Sunday, May 24, 2015

Dramatic Light

I run a photography support group. Each week we are posting up new short tutorials and we will all challenge ourselves and share an image that has to do with the tutorials. Nothing long and fancy. just short, to the point tutorials. This is our first week. DRAMATIC LIGHT!

Light is a huge part of photography, right? There's so much you can do with it. Dreamy light, back light, dappled light, low light, harsh light, golden hour light, light leaks, light flares. There's SO much. One of my favorite ways to use light is dramatically. Dramatic light is moodier, darker light usually. High contrasted light, low light. Many things you can do to make light dramatic. Learn to use light to your advantage and really push your camera settings to make your images come out how you want. Don't let light control you. You control the light. 

Use your settings to create gorgeous, creative images with your light. What I like to do a lot is shoot under exposed back lighting to make focus more on details, textures, shapes. Shooting under exposed with water shots to make the water more obvious and contrasted. Shoot under exposed to focus on the outline, detail of some gorgeous texture in clothing. To make silhouettes of your subjects. I love shooting under exposed back lighting. Here are some examples. 

 Above I shot underexposed to focus more on the water contrast.

 Above I shot underexposed to focus more on the light and to highlight her hair.

Above I used the light to really focus on the gorgeous golden tone of it and her hair blowing in the wind.

 Here I shot again, underexposed to focus on their bodies and body language. More of a silhouette shot. Also, by shooting underexposed back light it really brought out the water.

 Use window light to make dramatic scenes. Here I used my settings to shoot underexposed focusing on just the details of his hands and feet and the reflection on the hardwood floor underneath the carpet he fell asleep on.

Here I shot to focus more on the golden tones kissing her hair. With light light behind me and her being in a darker area made the image super dark except where the light was hitting her hair.

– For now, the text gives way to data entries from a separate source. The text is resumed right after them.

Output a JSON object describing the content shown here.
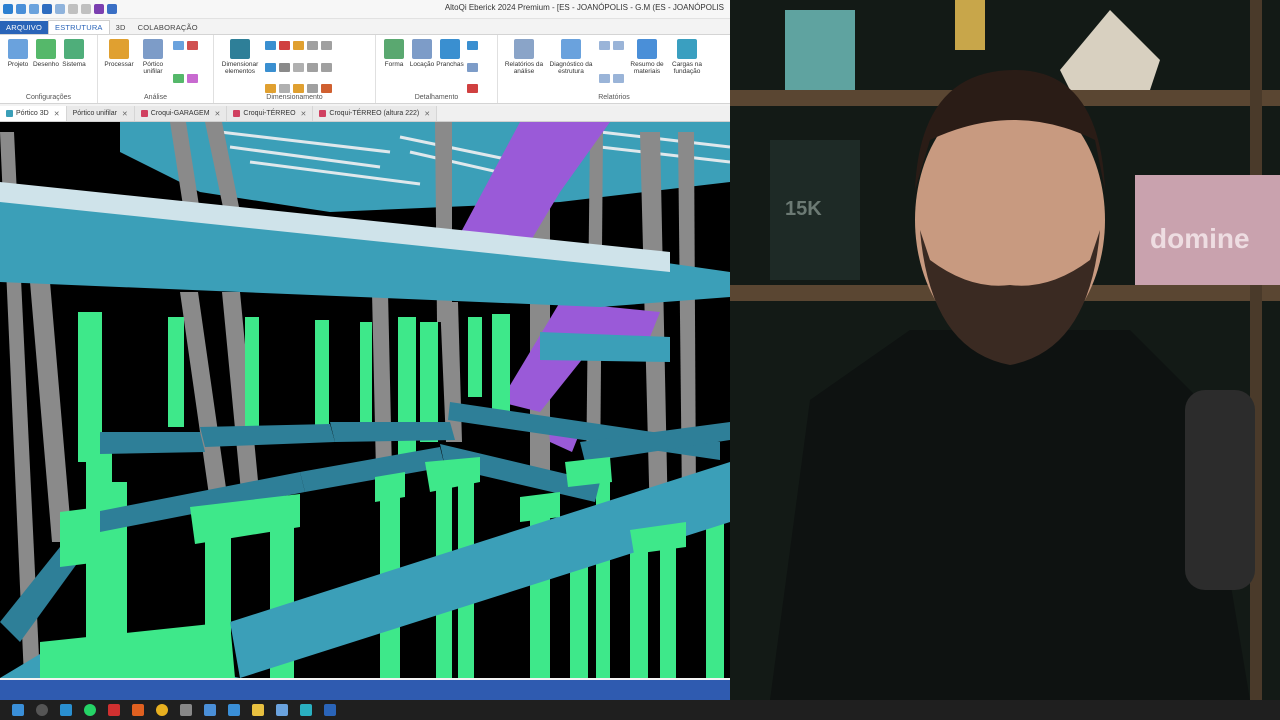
{
  "window": {
    "title": "AltoQi Eberick 2024 Premium - [ES - JOANÓPOLIS - G.M (ES - JOANÓPOLIS"
  },
  "ribbon_tabs": [
    "ARQUIVO",
    "ESTRUTURA",
    "3D",
    "COLABORAÇÃO"
  ],
  "ribbon": {
    "configuracoes": {
      "label": "Configurações",
      "buttons": [
        "Projeto",
        "Desenho",
        "Sistema"
      ]
    },
    "analise": {
      "label": "Análise",
      "buttons": [
        "Processar",
        "Pórtico unifilar"
      ]
    },
    "dimensionamento": {
      "label": "Dimensionamento",
      "buttons": [
        "Dimensionar elementos"
      ]
    },
    "detalhamento": {
      "label": "Detalhamento",
      "buttons": [
        "Forma",
        "Locação",
        "Pranchas"
      ]
    },
    "relatorios": {
      "label": "Relatórios",
      "buttons": [
        "Relatórios da análise",
        "Diagnóstico da estrutura",
        "Resumo de materiais",
        "Cargas na fundação"
      ]
    }
  },
  "doc_tabs": [
    "Pórtico 3D",
    "Pórtico unifilar",
    "Croqui-GARAGEM",
    "Croqui-TÉRREO",
    "Croqui-TÉRREO (altura 222)"
  ],
  "colors": {
    "file_tab": "#2a64b8",
    "beam": "#3b9fb8",
    "column": "#3ee88a",
    "stair": "#9a5ad8",
    "pillar": "#8a8a8a",
    "background3d": "#000000",
    "statusbar": "#2f5bb0"
  },
  "webcam": {
    "shelf_sign": "domine",
    "book_label": "15K"
  }
}
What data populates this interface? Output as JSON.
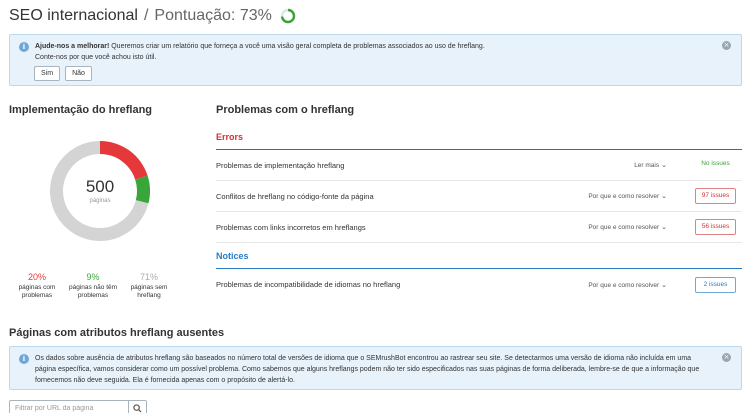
{
  "header": {
    "title": "SEO internacional",
    "separator": "/",
    "score_label": "Pontuação: 73%",
    "score_value": 73,
    "score_color": "#3ba03b"
  },
  "feedback_banner": {
    "icon": "info-icon",
    "bold_text": "Ajude-nos a melhorar!",
    "text": " Queremos criar um relatório que forneça a você uma visão geral completa de problemas associados ao uso de hreflang.",
    "text2": "Conte-nos por que você achou isto útil.",
    "yes_label": "Sim",
    "no_label": "Não",
    "close_icon": "close-icon"
  },
  "implementation": {
    "title": "Implementação do hreflang",
    "total": "500",
    "total_label": "páginas",
    "segments": [
      {
        "fraction": 0.2,
        "color": "#e5383b"
      },
      {
        "fraction": 0.09,
        "color": "#3aa63a"
      },
      {
        "fraction": 0.71,
        "color": "#d4d4d4"
      }
    ],
    "stats": [
      {
        "pct": "20%",
        "label": "páginas com problemas",
        "color": "#e5383b"
      },
      {
        "pct": "9%",
        "label": "páginas não têm problemas",
        "color": "#3aa63a"
      },
      {
        "pct": "71%",
        "label": "páginas sem hreflang",
        "color": "#aaaaaa"
      }
    ]
  },
  "problems": {
    "title": "Problemas com o hreflang",
    "errors_label": "Errors",
    "notices_label": "Notices",
    "rows": [
      {
        "label": "Problemas de implementação hreflang",
        "link": "Ler mais",
        "badge": "No issues"
      },
      {
        "label": "Conflitos de hreflang no código-fonte da página",
        "link": "Por que e como resolver",
        "badge": "97 issues"
      },
      {
        "label": "Problemas com links incorretos em hreflangs",
        "link": "Por que e como resolver",
        "badge": "56 issues"
      },
      {
        "label": "Problemas de incompatibilidade de idiomas no hreflang",
        "link": "Por que e como resolver",
        "badge": "2 issues"
      }
    ]
  },
  "missing": {
    "title": "Páginas com atributos hreflang ausentes",
    "info_text": "Os dados sobre ausência de atributos hreflang são baseados no número total de versões de idioma que o SEMrushBot encontrou ao rastrear seu site. Se detectarmos uma versão de idioma não incluída em uma página específica, vamos considerar como um possível problema. Como sabemos que alguns hreflangs podem não ter sido especificados nas suas páginas de forma deliberada, lembre-se de que a informação que fornecemos não deve seguida. Ela é fornecida apenas com o propósito de alertá-lo.",
    "search_placeholder": "Filtrar por URL da página",
    "search_icon": "search-icon"
  }
}
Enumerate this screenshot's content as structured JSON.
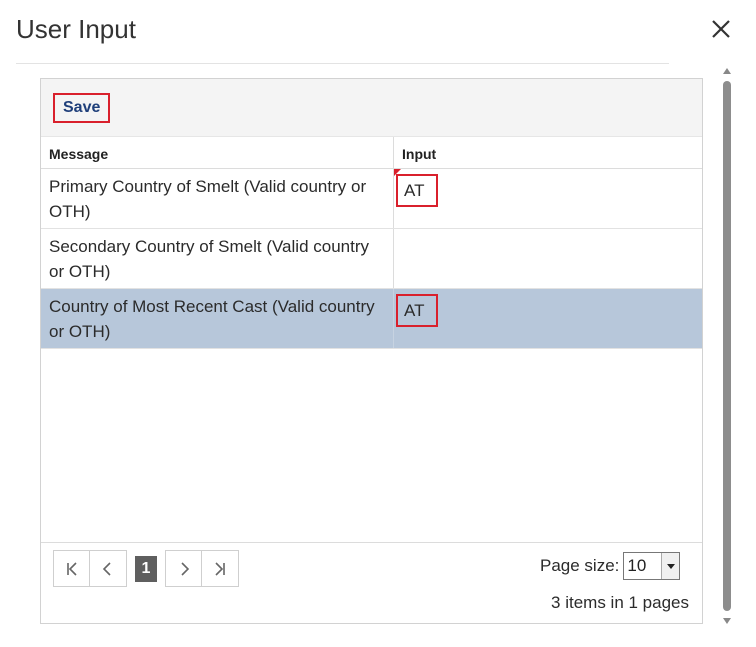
{
  "dialog": {
    "title": "User Input"
  },
  "toolbar": {
    "save_label": "Save"
  },
  "table": {
    "columns": [
      "Message",
      "Input"
    ],
    "rows": [
      {
        "message": "Primary Country of Smelt (Valid country or OTH)",
        "input": "AT"
      },
      {
        "message": "Secondary Country of Smelt (Valid country or OTH)",
        "input": ""
      },
      {
        "message": "Country of Most Recent Cast (Valid country or OTH)",
        "input": "AT"
      }
    ],
    "selected_row": 2
  },
  "pager": {
    "current_page": "1",
    "page_size_label": "Page size:",
    "page_size_value": "10",
    "summary": "3 items in 1 pages"
  },
  "colors": {
    "highlight_border": "#d9202c",
    "selected_row": "#b7c7da",
    "save_text": "#1f3f7a"
  },
  "icons": [
    "close-icon",
    "first-page-icon",
    "previous-page-icon",
    "next-page-icon",
    "last-page-icon",
    "dropdown-arrow-icon"
  ]
}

These are just a few ways I use light dramatically. Let's see your take on dramatic light. Window, low, backlit in a dramatic way, contour your subject, clothing or hair. Anything you want. Get creative. I can't wait to see what you all come up with. Thank you. Until next time, XOXO! ~Amber